Lexology author: Camille Calman Recent news stories have highlighted the negative privacy implications of facial recognition technology. For example, a new app for Google Glass will pair facial recognition with data from social media and dating sites, allowing users to instantly see personal information about strangers they pass on the street. (Though Google does not permit facial recognition software to be used on its Google Glass platform, the app could be used on jailbroken Google Glass devices.)  Forbes  reports that Senator Al Franken has written to the app developer to express deep concern and ask it to delay the app’s launch, or at least require people to opt in before their data is displayed to others. Meanwhile, the  New York Times  reports that some retail stores and airports already use facial recognition technology, and other such uses are on the way. The Times quotes Jessica Rich, director of the FTC’s Consumer Protection Bureau, as saying, “This is another reason that we need omnibus privacy legislation.” On Feb. 6, 2014, the National Telecommunications and Information Administration (NTIA), a division of the Department of Commerce, held the first in a series of meetings about the commercial use of facial recognition technology. The more than 120 attendees included representatives from business, advertising, and government as well as privacy advocates.  Seven additional meetings  are scheduled between February and June of this year. The NTIA hopes that the meetings will lead to a voluntary code of conduct. It’s clear that facial recognition involves a […]

FTC To Scrutinize New Facebook Facial Recognition Feature
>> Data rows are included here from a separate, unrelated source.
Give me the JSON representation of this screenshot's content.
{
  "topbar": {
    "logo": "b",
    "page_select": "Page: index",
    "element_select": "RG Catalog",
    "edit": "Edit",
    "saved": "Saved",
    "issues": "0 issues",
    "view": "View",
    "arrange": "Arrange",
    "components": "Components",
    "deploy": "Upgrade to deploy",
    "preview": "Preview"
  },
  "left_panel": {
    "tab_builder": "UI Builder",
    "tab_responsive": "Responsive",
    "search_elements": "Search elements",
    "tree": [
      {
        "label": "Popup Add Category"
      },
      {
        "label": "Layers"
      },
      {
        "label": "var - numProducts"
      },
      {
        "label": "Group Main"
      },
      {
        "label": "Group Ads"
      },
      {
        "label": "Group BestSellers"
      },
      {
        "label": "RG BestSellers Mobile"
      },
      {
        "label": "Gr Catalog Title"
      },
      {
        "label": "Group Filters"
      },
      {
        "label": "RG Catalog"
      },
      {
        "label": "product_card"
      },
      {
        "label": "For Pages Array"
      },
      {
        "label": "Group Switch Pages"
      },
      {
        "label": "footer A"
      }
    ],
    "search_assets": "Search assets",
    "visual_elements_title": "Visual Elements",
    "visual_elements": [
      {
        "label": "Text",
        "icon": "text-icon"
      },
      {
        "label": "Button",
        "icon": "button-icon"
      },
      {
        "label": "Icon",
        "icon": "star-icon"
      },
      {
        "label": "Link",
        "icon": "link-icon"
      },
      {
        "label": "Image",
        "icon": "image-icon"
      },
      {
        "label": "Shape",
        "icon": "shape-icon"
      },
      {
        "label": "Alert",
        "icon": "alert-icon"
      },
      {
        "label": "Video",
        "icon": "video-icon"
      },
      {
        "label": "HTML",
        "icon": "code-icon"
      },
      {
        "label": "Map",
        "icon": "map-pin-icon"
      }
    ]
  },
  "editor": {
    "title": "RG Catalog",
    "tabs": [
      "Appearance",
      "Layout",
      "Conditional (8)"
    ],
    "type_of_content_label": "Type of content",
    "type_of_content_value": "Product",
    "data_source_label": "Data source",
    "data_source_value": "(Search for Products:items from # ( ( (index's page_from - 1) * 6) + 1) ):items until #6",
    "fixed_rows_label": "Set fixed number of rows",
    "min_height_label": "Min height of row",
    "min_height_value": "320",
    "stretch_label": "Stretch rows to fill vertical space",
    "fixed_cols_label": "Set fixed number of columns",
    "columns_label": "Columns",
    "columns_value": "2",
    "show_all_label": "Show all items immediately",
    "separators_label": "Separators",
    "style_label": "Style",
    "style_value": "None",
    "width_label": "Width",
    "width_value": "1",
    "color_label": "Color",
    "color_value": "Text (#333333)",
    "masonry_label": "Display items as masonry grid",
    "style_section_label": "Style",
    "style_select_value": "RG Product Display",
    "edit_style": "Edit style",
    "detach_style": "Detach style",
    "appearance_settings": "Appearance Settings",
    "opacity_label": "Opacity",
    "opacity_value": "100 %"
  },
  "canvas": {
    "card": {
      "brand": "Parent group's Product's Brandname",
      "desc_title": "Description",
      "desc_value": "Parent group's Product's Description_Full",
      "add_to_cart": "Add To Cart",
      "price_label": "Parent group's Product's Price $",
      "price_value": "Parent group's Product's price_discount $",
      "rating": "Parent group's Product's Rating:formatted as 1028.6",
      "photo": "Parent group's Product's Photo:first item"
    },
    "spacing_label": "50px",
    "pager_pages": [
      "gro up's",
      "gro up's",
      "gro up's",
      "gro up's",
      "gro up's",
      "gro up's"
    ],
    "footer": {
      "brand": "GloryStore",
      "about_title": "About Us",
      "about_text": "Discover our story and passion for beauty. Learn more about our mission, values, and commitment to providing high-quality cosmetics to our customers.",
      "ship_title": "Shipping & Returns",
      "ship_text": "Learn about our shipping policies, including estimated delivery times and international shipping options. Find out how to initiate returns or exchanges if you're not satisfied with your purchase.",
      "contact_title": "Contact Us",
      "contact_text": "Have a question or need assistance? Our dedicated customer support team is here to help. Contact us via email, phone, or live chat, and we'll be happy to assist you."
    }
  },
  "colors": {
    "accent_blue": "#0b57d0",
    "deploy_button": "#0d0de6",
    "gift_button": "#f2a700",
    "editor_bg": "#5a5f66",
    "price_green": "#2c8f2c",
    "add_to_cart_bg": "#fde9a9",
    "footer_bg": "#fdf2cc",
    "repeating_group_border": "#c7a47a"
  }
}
U.S. officials will examine changes to Facebook Inc’s privacy policy to determine whether they violate a 2011 agreement with federal regulators, a Federal Trade Commission spokesman confirmed Wednesday after certain changes drew fire from privacy advocates. Much of the criticism has focused on a proposed “Tag Suggest” feature that would use facial recognition technology to […]